Greek luxury toreutics and especially silver and high-end bronze vessels are found all around the ancient world and quite frequently in the domains of the neighbors of the Greeks. However, there is very little direct information about the artists and craftsmen who created these objects, and even less on their patterns of circulation and their acquisition modes. The literary and epigraphic sources are taciturn on these matters, but the artifacts themselves offer some insight worthy further investigation. Besides the obvious stylistic features, which, of course, do not represent an always reliable guide, the production techniques, the weights, the marks and graffiti are now investigated, along with some locally or regionally favored iconography. The trade networks and other exchange modes, combined with the grid of find spots (whenever known) of such luxury items, provide some new interesting aspects about the local elites, who were their customers and users.
About the speaker:

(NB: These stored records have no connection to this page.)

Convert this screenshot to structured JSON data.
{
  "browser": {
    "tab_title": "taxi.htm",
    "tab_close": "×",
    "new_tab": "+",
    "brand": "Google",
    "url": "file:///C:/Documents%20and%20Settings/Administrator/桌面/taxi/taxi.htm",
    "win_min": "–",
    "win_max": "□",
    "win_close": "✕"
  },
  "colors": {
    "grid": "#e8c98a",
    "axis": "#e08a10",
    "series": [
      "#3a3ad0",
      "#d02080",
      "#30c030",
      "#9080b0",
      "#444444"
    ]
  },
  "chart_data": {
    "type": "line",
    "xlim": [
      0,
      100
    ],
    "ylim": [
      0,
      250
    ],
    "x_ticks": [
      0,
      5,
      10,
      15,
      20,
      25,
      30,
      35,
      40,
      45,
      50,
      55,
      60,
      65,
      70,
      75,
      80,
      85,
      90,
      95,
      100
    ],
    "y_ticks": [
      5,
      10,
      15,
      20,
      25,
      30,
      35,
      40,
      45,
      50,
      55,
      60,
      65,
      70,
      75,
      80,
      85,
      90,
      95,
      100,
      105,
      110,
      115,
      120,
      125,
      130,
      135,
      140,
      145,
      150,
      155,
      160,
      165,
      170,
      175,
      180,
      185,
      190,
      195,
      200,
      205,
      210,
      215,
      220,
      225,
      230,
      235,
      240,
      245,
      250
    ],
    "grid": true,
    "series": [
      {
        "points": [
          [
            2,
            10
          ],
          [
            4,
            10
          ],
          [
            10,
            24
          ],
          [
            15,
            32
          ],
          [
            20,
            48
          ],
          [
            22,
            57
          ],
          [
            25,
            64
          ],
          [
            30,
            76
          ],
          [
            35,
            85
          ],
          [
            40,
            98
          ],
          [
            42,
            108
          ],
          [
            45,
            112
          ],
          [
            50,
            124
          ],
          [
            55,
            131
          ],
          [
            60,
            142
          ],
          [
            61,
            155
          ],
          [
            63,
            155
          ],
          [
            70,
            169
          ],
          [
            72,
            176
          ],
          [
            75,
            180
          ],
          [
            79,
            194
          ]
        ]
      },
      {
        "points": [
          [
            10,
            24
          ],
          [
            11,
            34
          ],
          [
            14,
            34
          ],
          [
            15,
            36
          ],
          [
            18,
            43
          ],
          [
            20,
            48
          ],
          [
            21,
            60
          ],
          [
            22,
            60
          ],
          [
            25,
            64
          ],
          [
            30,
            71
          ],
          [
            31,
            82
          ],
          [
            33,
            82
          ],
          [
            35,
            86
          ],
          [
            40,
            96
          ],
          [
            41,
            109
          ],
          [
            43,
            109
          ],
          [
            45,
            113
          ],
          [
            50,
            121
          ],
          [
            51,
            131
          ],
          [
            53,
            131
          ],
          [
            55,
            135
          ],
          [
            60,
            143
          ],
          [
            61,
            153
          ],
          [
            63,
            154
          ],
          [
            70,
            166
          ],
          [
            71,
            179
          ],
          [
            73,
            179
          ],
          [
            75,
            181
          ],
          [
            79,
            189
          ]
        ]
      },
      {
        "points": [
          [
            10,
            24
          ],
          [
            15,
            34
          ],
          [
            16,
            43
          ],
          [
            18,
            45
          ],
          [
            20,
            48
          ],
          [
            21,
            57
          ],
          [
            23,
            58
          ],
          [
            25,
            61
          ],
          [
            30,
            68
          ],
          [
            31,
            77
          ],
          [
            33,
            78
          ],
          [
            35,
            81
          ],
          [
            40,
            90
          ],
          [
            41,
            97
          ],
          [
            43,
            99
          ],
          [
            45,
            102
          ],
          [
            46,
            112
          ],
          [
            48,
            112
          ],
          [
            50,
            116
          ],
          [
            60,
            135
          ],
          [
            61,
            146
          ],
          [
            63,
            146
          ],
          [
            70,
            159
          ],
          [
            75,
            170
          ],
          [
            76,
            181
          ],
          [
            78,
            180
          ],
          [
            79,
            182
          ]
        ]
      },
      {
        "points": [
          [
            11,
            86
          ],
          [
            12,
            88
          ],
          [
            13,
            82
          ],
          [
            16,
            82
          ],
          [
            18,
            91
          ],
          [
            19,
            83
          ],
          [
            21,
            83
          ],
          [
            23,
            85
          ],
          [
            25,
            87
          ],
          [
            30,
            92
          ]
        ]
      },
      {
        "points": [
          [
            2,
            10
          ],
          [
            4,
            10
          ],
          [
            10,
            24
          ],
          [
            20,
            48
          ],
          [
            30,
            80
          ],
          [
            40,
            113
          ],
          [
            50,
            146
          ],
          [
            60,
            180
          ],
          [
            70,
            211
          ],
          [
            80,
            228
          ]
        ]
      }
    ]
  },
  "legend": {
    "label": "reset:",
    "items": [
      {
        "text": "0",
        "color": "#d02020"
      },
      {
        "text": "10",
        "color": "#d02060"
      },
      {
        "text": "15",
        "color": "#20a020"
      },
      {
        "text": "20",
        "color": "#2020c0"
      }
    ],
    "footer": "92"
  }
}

Athanasios Sideris, affiliated member of Charles University (Prague), is a classical archaeologist whose work centers on the economy and ecology of the Greek world; metal artifacts and trade; Ephesian, Phokian and Boeotian history and archaeology; Graeco-Thracian and Greco-Scythian contacts; provenance concerns in private collections; and the reception of Classics. He has led excavations and surveys in Greece, Bulgaria, Iraq. While head of the History and Archaeology department in the Foundation of the Hellenic World, Athens, he was involved in numerous projects related to the digitization of cultural resources, especially in the field of Virtual Reality. He has also curated and organized several exhibitions and serves on numerous editorial boards.